The government of Sebastián Piñera, through the Ministry of Mining, notified the awarding of the bidding process to boost lithium production, giving two quotas to the companies BYD Chile SpA (of Chinese capital) and Servicios y Operaciones Mineras del Norte S.A.
“Each was awarded a quota of 80,000 tonnes of marketable lithium metal (LME), for which BYD Chile SpA bid US$61 million and Servicios y Operaciones Mineras del Norte S.A. bid US$60 million, respectively,” the mining ministry said in a statement.
Both bids – substantially higher than the rest of the bids received, the government said – “are the ones that best respond to the state’s interest in increasing competition in this market and obtaining the most satisfactory fee collection”. The state will receive, without considering future payments for production, US$121 million for these two quotas.
The entry of both companies gives a leading role to private companies in the local lithium industry, something that so many organisations had protested against. “The awarded quotas, totalling 160,000 tonnes of LME, represent 1.8% of the known lithium reserves in our country,” the mining official added.
Before starting the exploration and production stage, the companies will have to obtain all the required permits from the relevant environmental and other authorities, as well as “generate the necessary spaces for dialogue to ensure that the projects are developed in harmony with the local communities, taking care of the environment and respecting our current legislation”.
The government also stated that it will work with the companies awarded the contracts to incorporate formulas that allow them to allocate a portion of the payments they will have to make to contributions to local communities and investments in R&D.
Finally, the government said it “reaffirms its willingness to form a National Lithium Roundtable to draw up a strategy for the development of this industry, with a State and long-term vision”, in response to pressure from the team of President-elect Gabriel Boric. “It is something that we are going to review with our teams, and we maintain our willingness to create a National Lithium Company, which also acts in consideration of the communities, with the care of the salt flats, with national productive development”, said the President-elect after the decision of the Piñera government, assuring that it is “bad news for Chile” and that it reminds him of the “laws of restraint” imposed by the dictatorship of Augusto Pinochet, towards its end, to limit the room for manoeuvre of future democratic administrations.
“This was an exclusive power of the Chilean government in office.
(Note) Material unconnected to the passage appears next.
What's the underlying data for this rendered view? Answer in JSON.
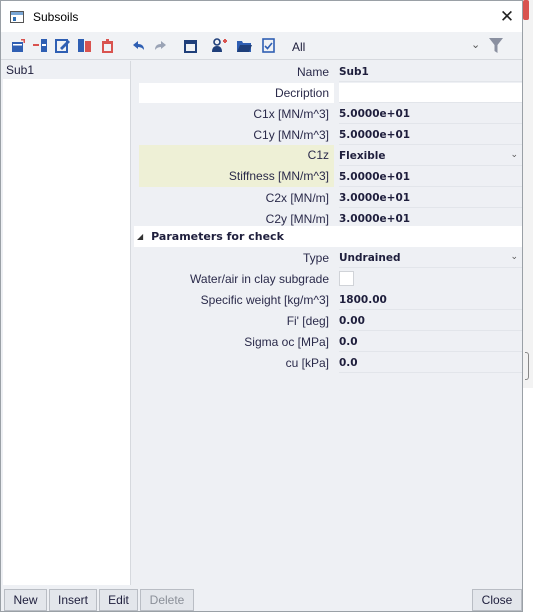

It seems to us to be bad news and reminds me of those ‘tie-up laws’ that were made at the last minute, when a government is already leaving office and that finally tie up all Chileans, in this case, for 20 years”, the President-elect pointed out.
“What we told the government was that our position was not to innovate in the matter and that, therefore, they should allow us to have a long-term debate on such a strategic asset as lithium. If they were going to do it, they should at least lower what they were committing to at the time,” the new president said.